What the task asks
Look for the word "title". Copy every line of the listing where it occurs.

Records for processing
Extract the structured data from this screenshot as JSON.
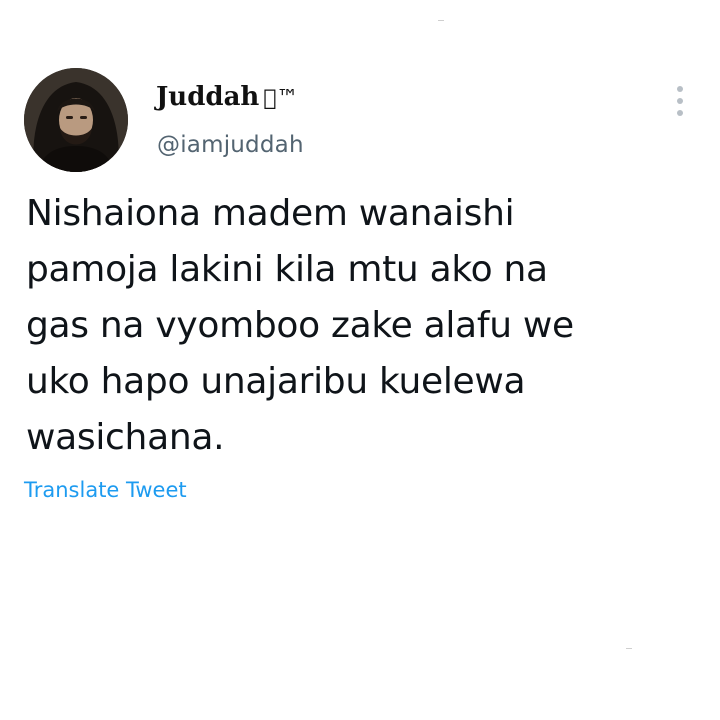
{
  "tweet": {
    "author": {
      "display_name": "Juddah",
      "name_badge": "™",
      "handle": "@iamjuddah"
    },
    "text_lines": [
      "Nishaiona madem wanaishi",
      "pamoja lakini kila mtu ako na",
      "gas na vyomboo zake alafu we",
      "uko hapo unajaribu kuelewa",
      "wasichana."
    ],
    "translate_label": "Translate Tweet"
  },
  "colors": {
    "background": "#ffffff",
    "text": "#0f1419",
    "secondary": "#536471",
    "link": "#1d9bf0"
  },
  "icons": {
    "more": "more-vertical-icon",
    "avatar": "profile-photo"
  }
}
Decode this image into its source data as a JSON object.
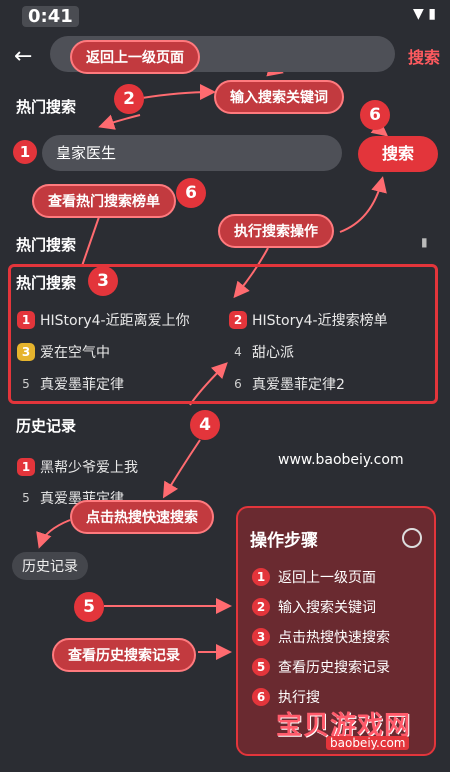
{
  "status": {
    "time": "0:41"
  },
  "topbar": {
    "search_label": "搜索"
  },
  "search": {
    "value": "皇家医生",
    "button": "搜索"
  },
  "sections": {
    "hot_search_1": "热门搜索",
    "hot_search_2": "热门搜索",
    "hot_search_box": "热门搜索",
    "history": "历史记录"
  },
  "hot_list": [
    {
      "rank": "1",
      "title": "HIStory4-近距离爱上你"
    },
    {
      "rank": "2",
      "title": "HIStory4-近搜索榜单"
    },
    {
      "rank": "3",
      "title": "爱在空气中"
    },
    {
      "rank": "4",
      "title": "甜心派"
    },
    {
      "rank": "5",
      "title": "真爱墨菲定律"
    },
    {
      "rank": "6",
      "title": "真爱墨菲定律2"
    }
  ],
  "history_list": [
    {
      "rank": "1",
      "title": "黑帮少爷爱上我"
    },
    {
      "rank": "5",
      "title": "真爱墨菲定律"
    }
  ],
  "history_chip": "历史记录",
  "callouts": {
    "back": "返回上一级页面",
    "input": "输入搜索关键词",
    "view_hot": "查看热门搜索榜单",
    "execute": "执行搜索操作",
    "click_hot": "点击热搜快速搜索",
    "view_history": "查看历史搜索记录"
  },
  "badges": {
    "b1": "1",
    "b2": "2",
    "b3": "3",
    "b4": "4",
    "b5": "5",
    "b6a": "6",
    "b6b": "6"
  },
  "steps": {
    "title": "操作步骤",
    "items": [
      {
        "n": "1",
        "text": "返回上一级页面"
      },
      {
        "n": "2",
        "text": "输入搜索关键词"
      },
      {
        "n": "3",
        "text": "点击热搜快速搜索"
      },
      {
        "n": "5",
        "text": "查看历史搜索记录"
      },
      {
        "n": "6",
        "text": "执行搜"
      }
    ]
  },
  "watermark": {
    "url": "www.baobeiy.com",
    "logo": "宝贝游戏网",
    "logo_sub": "baobeiy.com"
  },
  "colors": {
    "accent": "#e3353b",
    "background": "#2b2d33"
  }
}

Written response
      "title": "HIStory4-近距离爱上你"
      "title": "HIStory4-近搜索榜单"
      "title": "爱在空气中"
      "title": "甜心派"
      "title": "真爱墨菲定律"
      "title": "真爱墨菲定律2"
      "title": "黑帮少爷爱上我"
      "title": "真爱墨菲定律"
    "title": "操作步骤",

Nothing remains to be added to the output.